* **WHAT THE EXERCISE ASKS**:
Your copy of the data should match it exactly, except that the pictures are gone.

* **EXERCISE MATERIAL**:

──────────────────────────────

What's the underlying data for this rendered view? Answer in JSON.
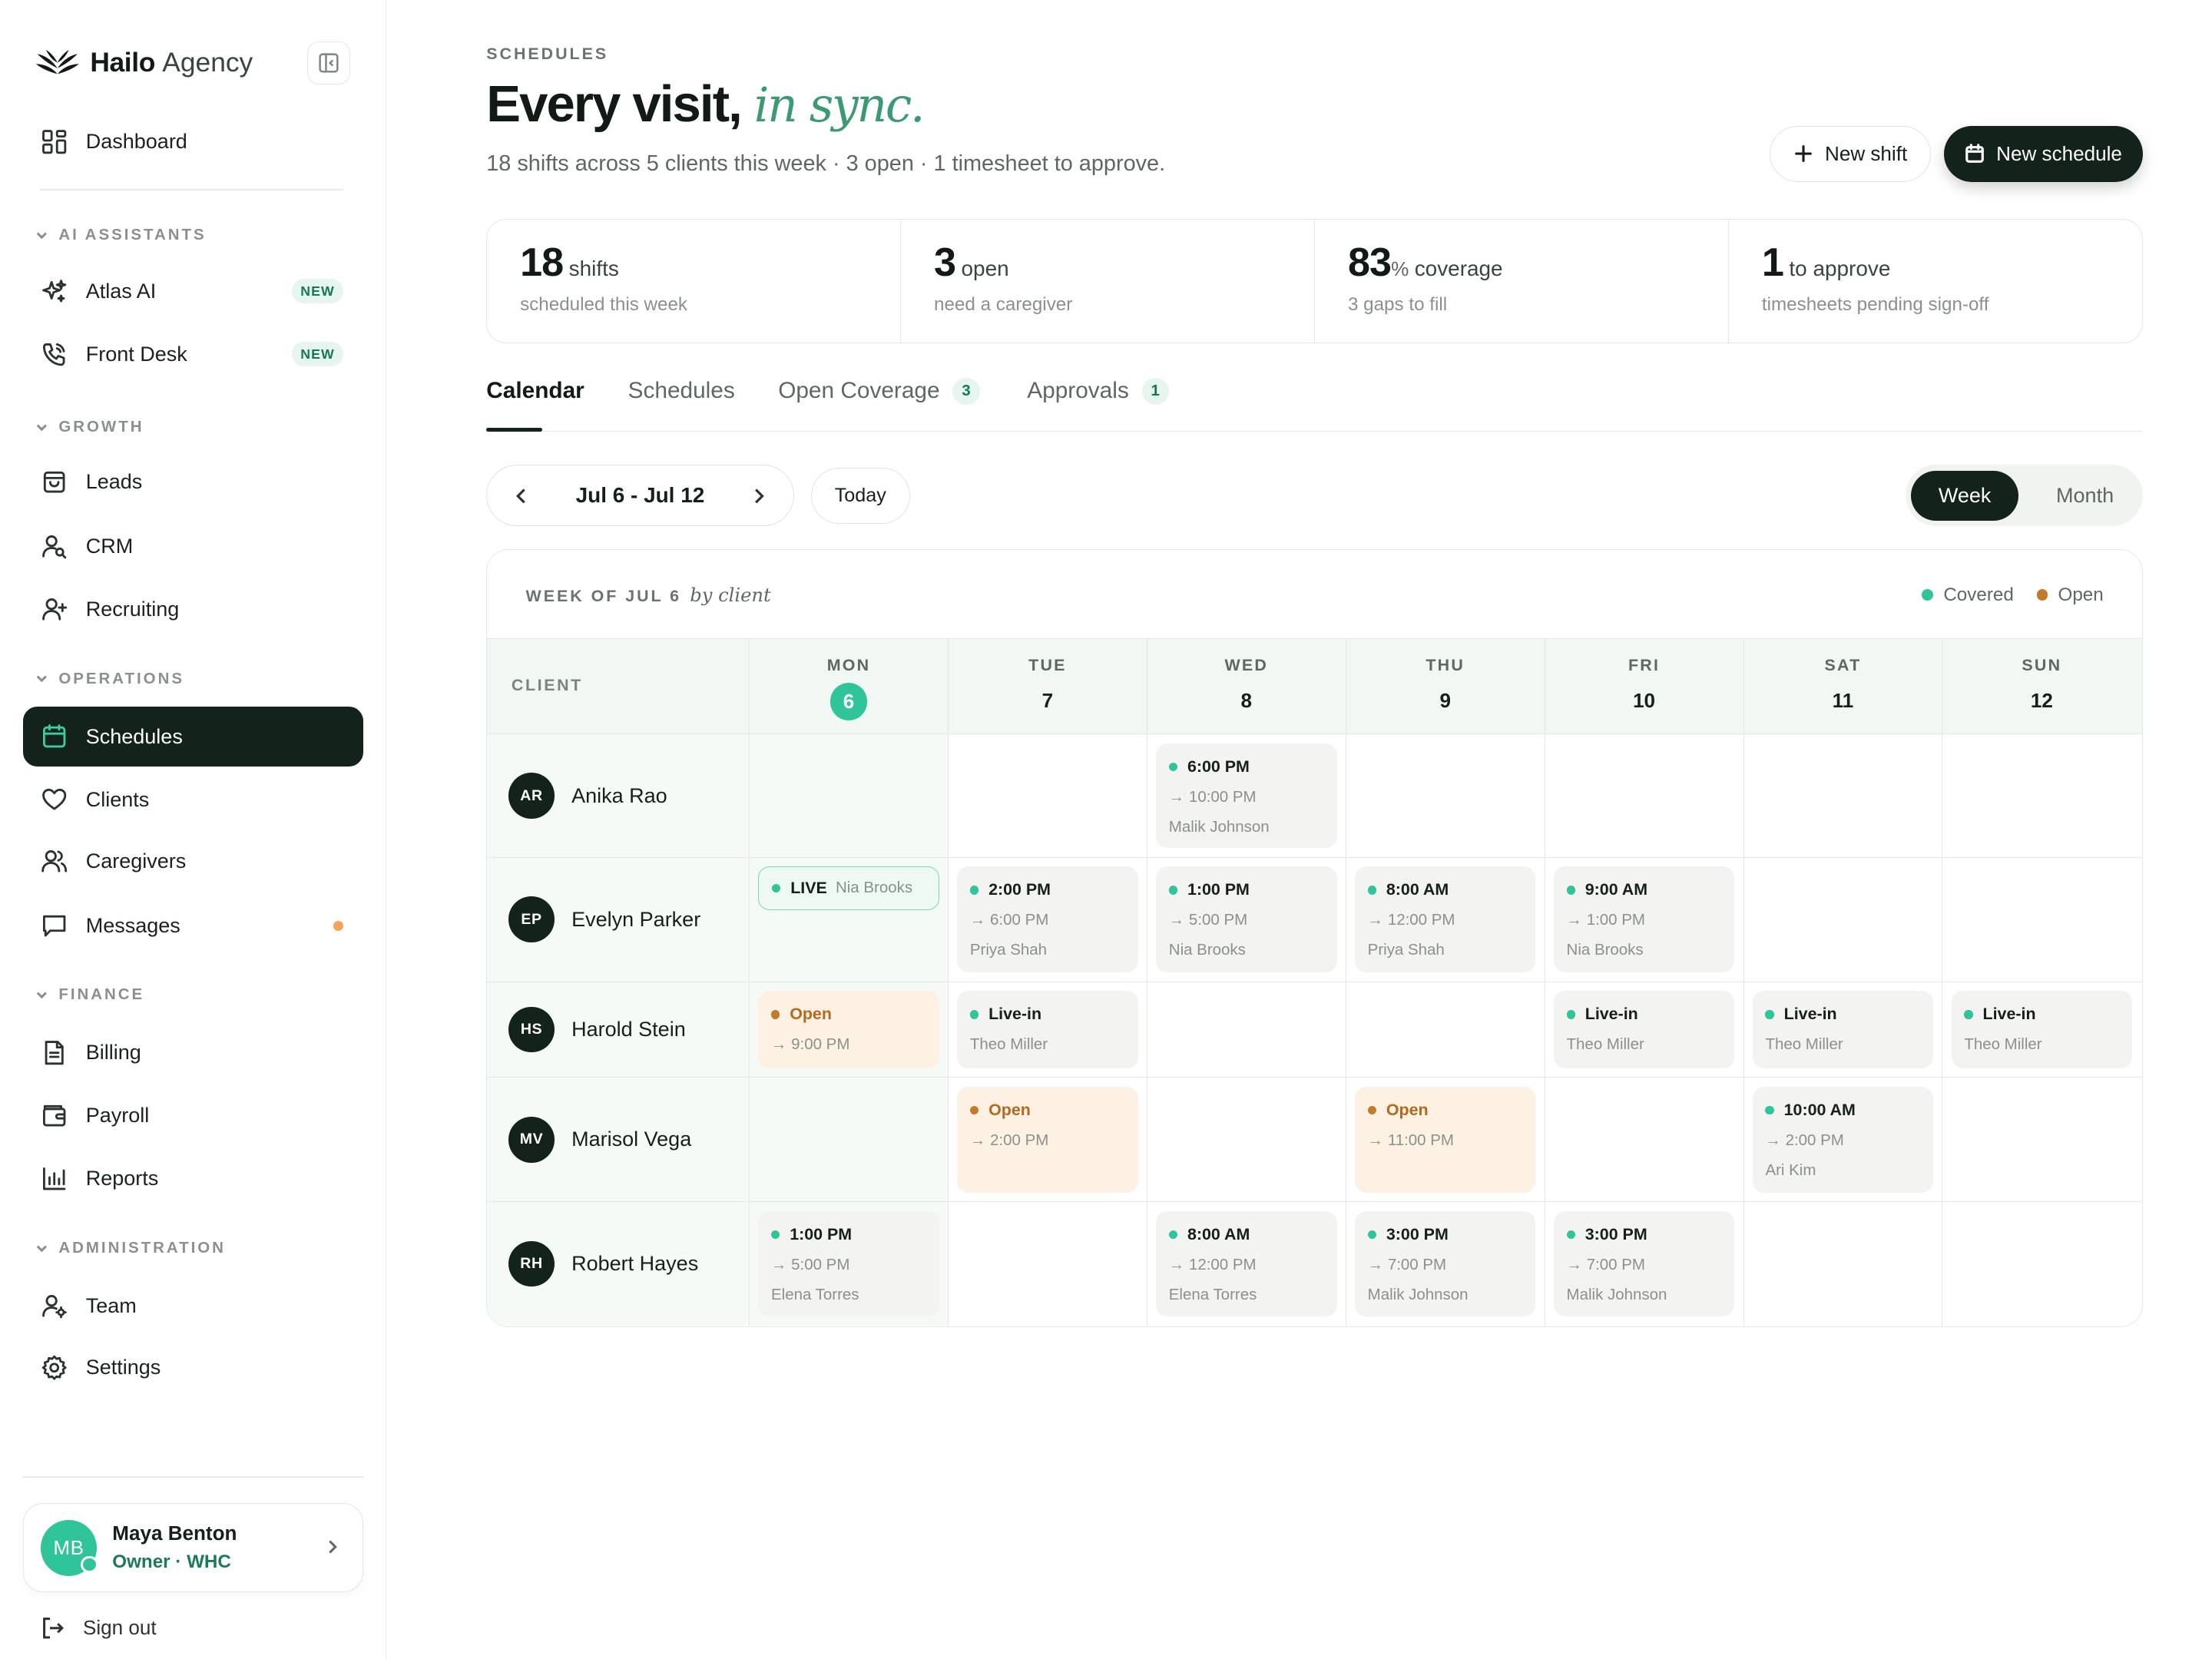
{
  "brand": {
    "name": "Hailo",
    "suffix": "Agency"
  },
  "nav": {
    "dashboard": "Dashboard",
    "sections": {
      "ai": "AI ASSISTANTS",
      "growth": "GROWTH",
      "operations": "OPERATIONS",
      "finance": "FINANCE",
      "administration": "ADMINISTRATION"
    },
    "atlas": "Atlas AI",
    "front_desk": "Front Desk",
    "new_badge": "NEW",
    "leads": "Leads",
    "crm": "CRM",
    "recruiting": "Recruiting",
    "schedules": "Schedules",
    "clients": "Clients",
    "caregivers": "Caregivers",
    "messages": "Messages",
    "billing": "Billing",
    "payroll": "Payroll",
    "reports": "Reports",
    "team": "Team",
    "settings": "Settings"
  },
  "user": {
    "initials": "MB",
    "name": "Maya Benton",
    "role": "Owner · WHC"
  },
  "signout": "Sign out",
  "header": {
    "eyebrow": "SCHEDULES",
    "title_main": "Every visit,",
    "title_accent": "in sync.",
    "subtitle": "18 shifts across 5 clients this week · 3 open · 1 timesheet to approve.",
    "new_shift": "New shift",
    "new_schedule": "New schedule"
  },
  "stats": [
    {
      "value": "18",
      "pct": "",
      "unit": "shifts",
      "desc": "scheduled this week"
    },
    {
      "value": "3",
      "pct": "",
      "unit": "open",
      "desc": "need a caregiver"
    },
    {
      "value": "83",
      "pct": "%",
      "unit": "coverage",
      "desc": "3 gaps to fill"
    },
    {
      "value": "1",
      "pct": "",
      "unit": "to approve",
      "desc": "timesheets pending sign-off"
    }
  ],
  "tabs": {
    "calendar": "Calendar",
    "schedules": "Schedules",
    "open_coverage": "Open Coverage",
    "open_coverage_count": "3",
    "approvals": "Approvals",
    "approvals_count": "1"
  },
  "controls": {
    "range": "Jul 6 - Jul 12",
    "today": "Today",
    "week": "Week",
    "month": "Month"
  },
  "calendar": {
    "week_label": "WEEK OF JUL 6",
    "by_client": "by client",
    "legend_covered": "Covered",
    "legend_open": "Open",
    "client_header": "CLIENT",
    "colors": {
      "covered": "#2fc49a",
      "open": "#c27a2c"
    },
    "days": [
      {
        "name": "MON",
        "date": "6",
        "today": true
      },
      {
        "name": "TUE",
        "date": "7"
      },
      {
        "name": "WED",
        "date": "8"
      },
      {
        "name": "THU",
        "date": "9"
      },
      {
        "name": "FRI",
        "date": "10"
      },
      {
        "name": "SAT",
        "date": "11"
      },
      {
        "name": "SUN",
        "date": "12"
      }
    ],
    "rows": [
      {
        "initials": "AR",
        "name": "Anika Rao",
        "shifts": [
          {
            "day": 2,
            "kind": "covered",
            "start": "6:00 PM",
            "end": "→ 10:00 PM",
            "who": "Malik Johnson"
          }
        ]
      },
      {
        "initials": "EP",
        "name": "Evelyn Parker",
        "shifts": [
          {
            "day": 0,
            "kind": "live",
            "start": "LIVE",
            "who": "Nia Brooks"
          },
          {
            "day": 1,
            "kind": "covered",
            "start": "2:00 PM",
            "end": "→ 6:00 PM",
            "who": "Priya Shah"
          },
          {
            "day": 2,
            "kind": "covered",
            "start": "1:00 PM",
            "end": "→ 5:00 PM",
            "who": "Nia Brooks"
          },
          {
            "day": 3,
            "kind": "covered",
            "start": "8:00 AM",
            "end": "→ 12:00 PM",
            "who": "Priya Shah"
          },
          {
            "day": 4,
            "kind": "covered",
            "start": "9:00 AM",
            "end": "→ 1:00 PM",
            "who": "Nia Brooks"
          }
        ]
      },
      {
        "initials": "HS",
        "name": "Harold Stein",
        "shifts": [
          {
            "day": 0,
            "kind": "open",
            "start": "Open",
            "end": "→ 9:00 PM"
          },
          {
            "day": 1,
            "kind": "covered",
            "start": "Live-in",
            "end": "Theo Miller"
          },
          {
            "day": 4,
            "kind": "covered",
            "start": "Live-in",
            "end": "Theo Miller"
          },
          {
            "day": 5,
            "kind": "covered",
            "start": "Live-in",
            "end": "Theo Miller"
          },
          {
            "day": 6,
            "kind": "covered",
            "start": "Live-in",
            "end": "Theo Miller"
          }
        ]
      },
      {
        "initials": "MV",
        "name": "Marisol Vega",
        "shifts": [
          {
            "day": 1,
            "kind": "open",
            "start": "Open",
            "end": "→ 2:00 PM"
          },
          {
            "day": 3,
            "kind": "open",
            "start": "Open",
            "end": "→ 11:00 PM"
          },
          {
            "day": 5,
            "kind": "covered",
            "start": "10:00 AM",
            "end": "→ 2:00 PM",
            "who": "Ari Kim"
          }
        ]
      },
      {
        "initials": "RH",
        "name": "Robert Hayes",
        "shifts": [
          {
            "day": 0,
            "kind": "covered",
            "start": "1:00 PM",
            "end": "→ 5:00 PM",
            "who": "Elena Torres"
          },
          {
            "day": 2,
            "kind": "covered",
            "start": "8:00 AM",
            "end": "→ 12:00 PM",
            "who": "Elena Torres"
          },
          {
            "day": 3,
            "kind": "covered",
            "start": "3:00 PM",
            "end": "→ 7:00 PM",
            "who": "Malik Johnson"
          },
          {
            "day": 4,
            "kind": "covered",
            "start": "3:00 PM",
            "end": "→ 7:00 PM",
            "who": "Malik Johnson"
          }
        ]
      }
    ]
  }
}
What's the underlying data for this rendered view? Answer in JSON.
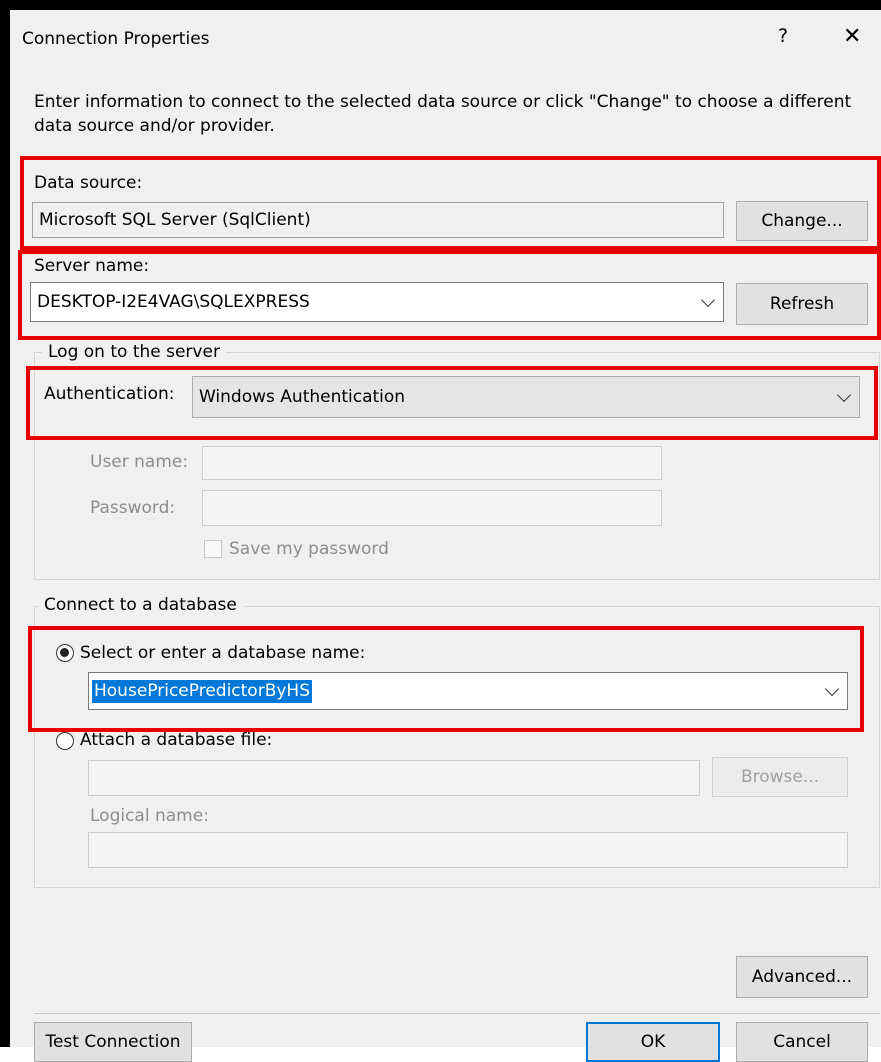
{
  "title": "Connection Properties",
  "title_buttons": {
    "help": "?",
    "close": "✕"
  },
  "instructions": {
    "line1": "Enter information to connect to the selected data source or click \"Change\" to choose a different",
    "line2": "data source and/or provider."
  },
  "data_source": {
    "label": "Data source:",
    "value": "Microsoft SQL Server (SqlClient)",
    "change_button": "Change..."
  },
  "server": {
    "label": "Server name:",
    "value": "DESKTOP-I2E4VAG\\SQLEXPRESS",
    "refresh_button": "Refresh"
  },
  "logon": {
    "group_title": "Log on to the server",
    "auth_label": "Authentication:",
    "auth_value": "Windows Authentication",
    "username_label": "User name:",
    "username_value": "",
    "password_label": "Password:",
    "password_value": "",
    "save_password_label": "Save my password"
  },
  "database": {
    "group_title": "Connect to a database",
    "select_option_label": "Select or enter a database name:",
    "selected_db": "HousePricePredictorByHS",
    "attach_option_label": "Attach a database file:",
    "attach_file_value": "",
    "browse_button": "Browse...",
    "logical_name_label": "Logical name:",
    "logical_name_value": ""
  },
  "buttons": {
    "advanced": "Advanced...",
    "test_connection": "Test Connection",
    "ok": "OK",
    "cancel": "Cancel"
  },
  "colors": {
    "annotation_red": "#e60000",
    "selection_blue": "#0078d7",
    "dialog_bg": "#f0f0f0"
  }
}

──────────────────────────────

* **ANSWER SECTION**:
What's the underlying data for this rendered view? Answer in JSON.
{
  "brand": {
    "name": "Hailo",
    "suffix": "Agency"
  },
  "nav": {
    "dashboard": "Dashboard",
    "sections": {
      "ai": "AI ASSISTANTS",
      "growth": "GROWTH",
      "operations": "OPERATIONS",
      "finance": "FINANCE",
      "administration": "ADMINISTRATION"
    },
    "atlas": "Atlas AI",
    "front_desk": "Front Desk",
    "new_badge": "NEW",
    "leads": "Leads",
    "crm": "CRM",
    "recruiting": "Recruiting",
    "schedules": "Schedules",
    "clients": "Clients",
    "caregivers": "Caregivers",
    "messages": "Messages",
    "billing": "Billing",
    "payroll": "Payroll",
    "reports": "Reports",
    "team": "Team",
    "settings": "Settings"
  },
  "user": {
    "initials": "MB",
    "name": "Maya Benton",
    "role": "Owner · WHC"
  },
  "signout": "Sign out",
  "header": {
    "eyebrow": "SCHEDULES",
    "title_main": "Every visit,",
    "title_accent": "in sync.",
    "subtitle": "18 shifts across 5 clients this week · 3 open · 1 timesheet to approve.",
    "new_shift": "New shift",
    "new_schedule": "New schedule"
  },
  "stats": [
    {
      "value": "18",
      "pct": "",
      "unit": "shifts",
      "desc": "scheduled this week"
    },
    {
      "value": "3",
      "pct": "",
      "unit": "open",
      "desc": "need a caregiver"
    },
    {
      "value": "83",
      "pct": "%",
      "unit": "coverage",
      "desc": "3 gaps to fill"
    },
    {
      "value": "1",
      "pct": "",
      "unit": "to approve",
      "desc": "timesheets pending sign-off"
    }
  ],
  "tabs": {
    "calendar": "Calendar",
    "schedules": "Schedules",
    "open_coverage": "Open Coverage",
    "open_coverage_count": "3",
    "approvals": "Approvals",
    "approvals_count": "1"
  },
  "controls": {
    "range": "Jul 6 - Jul 12",
    "today": "Today",
    "week": "Week",
    "month": "Month"
  },
  "calendar": {
    "week_label": "WEEK OF JUL 6",
    "by_client": "by client",
    "legend_covered": "Covered",
    "legend_open": "Open",
    "client_header": "CLIENT",
    "colors": {
      "covered": "#2fc49a",
      "open": "#c27a2c"
    },
    "days": [
      {
        "name": "MON",
        "date": "6",
        "today": true
      },
      {
        "name": "TUE",
        "date": "7"
      },
      {
        "name": "WED",
        "date": "8"
      },
      {
        "name": "THU",
        "date": "9"
      },
      {
        "name": "FRI",
        "date": "10"
      },
      {
        "name": "SAT",
        "date": "11"
      },
      {
        "name": "SUN",
        "date": "12"
      }
    ],
    "rows": [
      {
        "initials": "AR",
        "name": "Anika Rao",
        "shifts": [
          {
            "day": 2,
            "kind": "covered",
            "start": "6:00 PM",
            "end": "→ 10:00 PM",
            "who": "Malik Johnson"
          }
        ]
      },
      {
        "initials": "EP",
        "name": "Evelyn Parker",
        "shifts": [
          {
            "day": 0,
            "kind": "live",
            "start": "LIVE",
            "who": "Nia Brooks"
          },
          {
            "day": 1,
            "kind": "covered",
            "start": "2:00 PM",
            "end": "→ 6:00 PM",
            "who": "Priya Shah"
          },
          {
            "day": 2,
            "kind": "covered",
            "start": "1:00 PM",
            "end": "→ 5:00 PM",
            "who": "Nia Brooks"
          },
          {
            "day": 3,
            "kind": "covered",
            "start": "8:00 AM",
            "end": "→ 12:00 PM",
            "who": "Priya Shah"
          },
          {
            "day": 4,
            "kind": "covered",
            "start": "9:00 AM",
            "end": "→ 1:00 PM",
            "who": "Nia Brooks"
          }
        ]
      },
      {
        "initials": "HS",
        "name": "Harold Stein",
        "shifts": [
          {
            "day": 0,
            "kind": "open",
            "start": "Open",
            "end": "→ 9:00 PM"
          },
          {
            "day": 1,
            "kind": "covered",
            "start": "Live-in",
            "end": "Theo Miller"
          },
          {
            "day": 4,
            "kind": "covered",
            "start": "Live-in",
            "end": "Theo Miller"
          },
          {
            "day": 5,
            "kind": "covered",
            "start": "Live-in",
            "end": "Theo Miller"
          },
          {
            "day": 6,
            "kind": "covered",
            "start": "Live-in",
            "end": "Theo Miller"
          }
        ]
      },
      {
        "initials": "MV",
        "name": "Marisol Vega",
        "shifts": [
          {
            "day": 1,
            "kind": "open",
            "start": "Open",
            "end": "→ 2:00 PM"
          },
          {
            "day": 3,
            "kind": "open",
            "start": "Open",
            "end": "→ 11:00 PM"
          },
          {
            "day": 5,
            "kind": "covered",
            "start": "10:00 AM",
            "end": "→ 2:00 PM",
            "who": "Ari Kim"
          }
        ]
      },
      {
        "initials": "RH",
        "name": "Robert Hayes",
        "shifts": [
          {
            "day": 0,
            "kind": "covered",
            "start": "1:00 PM",
            "end": "→ 5:00 PM",
            "who": "Elena Torres"
          },
          {
            "day": 2,
            "kind": "covered",
            "start": "8:00 AM",
            "end": "→ 12:00 PM",
            "who": "Elena Torres"
          },
          {
            "day": 3,
            "kind": "covered",
            "start": "3:00 PM",
            "end": "→ 7:00 PM",
            "who": "Malik Johnson"
          },
          {
            "day": 4,
            "kind": "covered",
            "start": "3:00 PM",
            "end": "→ 7:00 PM",
            "who": "Malik Johnson"
          }
        ]
      }
    ]
  }
}
What's the underlying data for this rendered view? Answer in JSON.
{
  "title": "Connection Properties",
  "title_buttons": {
    "help": "?",
    "close": "✕"
  },
  "instructions": {
    "line1": "Enter information to connect to the selected data source or click \"Change\" to choose a different",
    "line2": "data source and/or provider."
  },
  "data_source": {
    "label": "Data source:",
    "value": "Microsoft SQL Server (SqlClient)",
    "change_button": "Change..."
  },
  "server": {
    "label": "Server name:",
    "value": "DESKTOP-I2E4VAG\\SQLEXPRESS",
    "refresh_button": "Refresh"
  },
  "logon": {
    "group_title": "Log on to the server",
    "auth_label": "Authentication:",
    "auth_value": "Windows Authentication",
    "username_label": "User name:",
    "username_value": "",
    "password_label": "Password:",
    "password_value": "",
    "save_password_label": "Save my password"
  },
  "database": {
    "group_title": "Connect to a database",
    "select_option_label": "Select or enter a database name:",
    "selected_db": "HousePricePredictorByHS",
    "attach_option_label": "Attach a database file:",
    "attach_file_value": "",
    "browse_button": "Browse...",
    "logical_name_label": "Logical name:",
    "logical_name_value": ""
  },
  "buttons": {
    "advanced": "Advanced...",
    "test_connection": "Test Connection",
    "ok": "OK",
    "cancel": "Cancel"
  },
  "colors": {
    "annotation_red": "#e60000",
    "selection_blue": "#0078d7",
    "dialog_bg": "#f0f0f0"
  }
}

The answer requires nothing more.